=== DIRECTIONS FOR THIS TASK ===
Check every line below for the string "title". Copy the ones that have it.

** Opening STUDY MATERIAL block **

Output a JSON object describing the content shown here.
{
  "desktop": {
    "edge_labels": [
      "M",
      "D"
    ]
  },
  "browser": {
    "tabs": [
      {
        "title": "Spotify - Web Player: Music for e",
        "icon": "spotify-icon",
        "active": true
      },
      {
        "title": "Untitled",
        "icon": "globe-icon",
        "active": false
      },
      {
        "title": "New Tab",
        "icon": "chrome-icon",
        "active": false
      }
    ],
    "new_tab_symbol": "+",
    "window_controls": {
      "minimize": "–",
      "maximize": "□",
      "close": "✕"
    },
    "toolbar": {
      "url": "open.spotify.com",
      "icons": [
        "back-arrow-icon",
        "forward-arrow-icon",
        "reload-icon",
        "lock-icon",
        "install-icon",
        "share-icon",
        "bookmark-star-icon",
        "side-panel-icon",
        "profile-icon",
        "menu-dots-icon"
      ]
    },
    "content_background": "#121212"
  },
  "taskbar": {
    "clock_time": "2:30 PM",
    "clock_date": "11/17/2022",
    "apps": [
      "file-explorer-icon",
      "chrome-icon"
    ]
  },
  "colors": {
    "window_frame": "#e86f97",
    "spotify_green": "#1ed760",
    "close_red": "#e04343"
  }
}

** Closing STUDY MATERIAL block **

=== WORKED SOLUTION ===
        "title": "Spotify - Web Player: Music for e",
        "title": "Untitled",
        "title": "New Tab",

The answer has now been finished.